**Information**
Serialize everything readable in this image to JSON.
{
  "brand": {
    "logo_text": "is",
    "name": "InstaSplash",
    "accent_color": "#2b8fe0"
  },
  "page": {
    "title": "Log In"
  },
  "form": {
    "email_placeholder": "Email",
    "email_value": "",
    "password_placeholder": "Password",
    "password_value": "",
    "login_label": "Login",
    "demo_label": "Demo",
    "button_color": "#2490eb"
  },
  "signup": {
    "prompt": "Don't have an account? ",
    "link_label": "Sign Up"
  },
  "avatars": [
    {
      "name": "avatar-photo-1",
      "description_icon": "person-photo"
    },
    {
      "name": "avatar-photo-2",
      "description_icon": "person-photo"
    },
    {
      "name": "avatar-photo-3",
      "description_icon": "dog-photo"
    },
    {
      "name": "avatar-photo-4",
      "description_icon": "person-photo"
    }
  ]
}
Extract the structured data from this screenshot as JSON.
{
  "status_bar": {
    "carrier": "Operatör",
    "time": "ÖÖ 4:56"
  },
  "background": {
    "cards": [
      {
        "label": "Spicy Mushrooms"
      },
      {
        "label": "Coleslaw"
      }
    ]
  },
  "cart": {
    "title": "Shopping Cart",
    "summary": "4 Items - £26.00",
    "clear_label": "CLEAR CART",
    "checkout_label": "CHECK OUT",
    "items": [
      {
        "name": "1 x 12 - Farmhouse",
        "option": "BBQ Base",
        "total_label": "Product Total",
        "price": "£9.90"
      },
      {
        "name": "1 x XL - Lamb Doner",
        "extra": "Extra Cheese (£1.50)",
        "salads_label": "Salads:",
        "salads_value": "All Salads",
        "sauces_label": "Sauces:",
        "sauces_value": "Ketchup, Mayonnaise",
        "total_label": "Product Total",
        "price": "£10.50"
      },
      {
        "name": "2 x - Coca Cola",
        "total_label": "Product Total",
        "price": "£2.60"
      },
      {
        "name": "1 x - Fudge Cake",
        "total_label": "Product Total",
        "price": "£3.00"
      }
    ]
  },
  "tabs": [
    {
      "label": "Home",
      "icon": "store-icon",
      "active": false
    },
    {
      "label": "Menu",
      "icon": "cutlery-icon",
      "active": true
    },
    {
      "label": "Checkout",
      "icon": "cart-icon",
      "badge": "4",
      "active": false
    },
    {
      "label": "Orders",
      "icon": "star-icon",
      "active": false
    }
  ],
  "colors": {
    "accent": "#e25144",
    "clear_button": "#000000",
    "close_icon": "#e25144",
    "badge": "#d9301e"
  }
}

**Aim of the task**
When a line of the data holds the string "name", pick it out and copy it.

**Solution to the problem**
    "name": "InstaSplash",
      "name": "avatar-photo-1",
      "name": "avatar-photo-2",
      "name": "avatar-photo-3",
      "name": "avatar-photo-4",
        "name": "1 x 12 - Farmhouse",
        "name": "1 x XL - Lamb Doner",
        "name": "2 x - Coca Cola",
        "name": "1 x - Fudge Cake",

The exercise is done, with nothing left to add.